* What this task involves *
Verbatim copy without pictures. Please print every entry as it stands.

* Source material *
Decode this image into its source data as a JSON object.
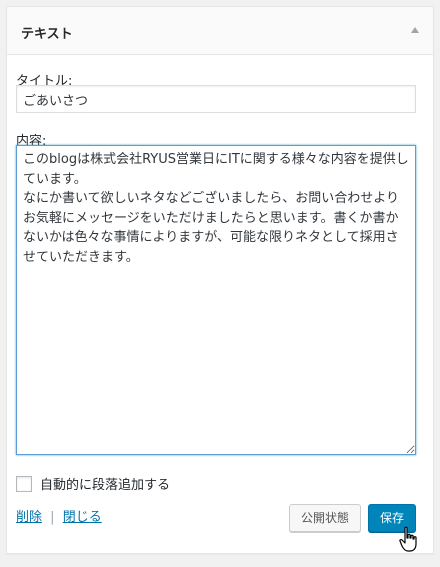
{
  "widget": {
    "title": "テキスト",
    "title_label": "タイトル:",
    "title_value": "ごあいさつ",
    "content_label": "内容:",
    "content_value": "このblogは株式会社RYUS営業日にITに関する様々な内容を提供しています。\nなにか書いて欲しいネタなどございましたら、お問い合わせよりお気軽にメッセージをいただけましたらと思います。書くか書かないかは色々な事情によりますが、可能な限りネタとして採用させていただきます。",
    "auto_paragraph_label": "自動的に段落追加する",
    "auto_paragraph_checked": false,
    "delete_link": "削除",
    "separator": "|",
    "close_link": "閉じる",
    "public_status_button": "公開状態",
    "save_button": "保存"
  },
  "colors": {
    "accent": "#0085ba",
    "link": "#0073aa",
    "focus_border": "#5b9dd9"
  },
  "icons": {
    "toggle": "triangle-up-icon",
    "cursor": "hand-pointer-cursor-icon"
  }
}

* Solution *
Decode this image into its source data as a JSON object.
{
  "widget": {
    "title": "テキスト",
    "title_label": "タイトル:",
    "title_value": "ごあいさつ",
    "content_label": "内容:",
    "content_value": "このblogは株式会社RYUS営業日にITに関する様々な内容を提供しています。\nなにか書いて欲しいネタなどございましたら、お問い合わせよりお気軽にメッセージをいただけましたらと思います。書くか書かないかは色々な事情によりますが、可能な限りネタとして採用させていただきます。",
    "auto_paragraph_label": "自動的に段落追加する",
    "auto_paragraph_checked": false,
    "delete_link": "削除",
    "separator": "|",
    "close_link": "閉じる",
    "public_status_button": "公開状態",
    "save_button": "保存"
  },
  "colors": {
    "accent": "#0085ba",
    "link": "#0073aa",
    "focus_border": "#5b9dd9"
  },
  "icons": {
    "toggle": "triangle-up-icon",
    "cursor": "hand-pointer-cursor-icon"
  }
}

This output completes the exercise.